184101 - check, unit 568, Mothers and babies, January-February 2020
The edition of check focuses on mothers and babies in general practice.Relevance to General Practice
General practitioners (GPs) frequently provide postpartum care to mothers and their babies following hospital discharge. A Queensland study showed that 64% of women presented to a GP in the seven days after giving birth in a public facility.
Breastfeeding is often a source of concern for new mothers. The 2010 Australian National Infant Feeding Survey found that although 96% of babies were initially breastfed, this dropped to 69% of babies at four months of age, and further to 60% of babies at six months of age.
For some women, breastfeeding difficulties stem from pain. This may be due to various factors, including improper latching or tongue-tie. The latter is seen in 4–11% of newborns, most frequently in boys. Breastfeeding difficulties can also include milk oversupply, with resultant lactose overload, and milk undersupply.
Mental health is also a critical concern for new parents, with data showing that approximately 15% of new mothers experience postnatal depression annually.
D1. Communication skills and the patient-doctor relationship
D2. Applied professional knowledge and skills
D3. Population health and the context of general practice
D4. Professional and ethical role

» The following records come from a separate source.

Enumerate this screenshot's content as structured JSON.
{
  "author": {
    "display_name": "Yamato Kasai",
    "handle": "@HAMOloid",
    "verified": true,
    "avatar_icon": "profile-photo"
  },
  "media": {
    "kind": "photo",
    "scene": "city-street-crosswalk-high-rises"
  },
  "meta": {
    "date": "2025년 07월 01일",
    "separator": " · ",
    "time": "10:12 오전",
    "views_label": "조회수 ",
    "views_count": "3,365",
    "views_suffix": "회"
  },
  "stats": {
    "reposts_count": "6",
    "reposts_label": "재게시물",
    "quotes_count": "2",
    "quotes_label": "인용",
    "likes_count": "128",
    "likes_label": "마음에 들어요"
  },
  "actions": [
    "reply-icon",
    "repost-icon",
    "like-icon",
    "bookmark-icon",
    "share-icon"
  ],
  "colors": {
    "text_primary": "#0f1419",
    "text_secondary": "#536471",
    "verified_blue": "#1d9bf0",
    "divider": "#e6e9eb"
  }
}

D5. Organisational and legal dimensionsCurriculum Contextual Units
- Children and young people health
- Women's health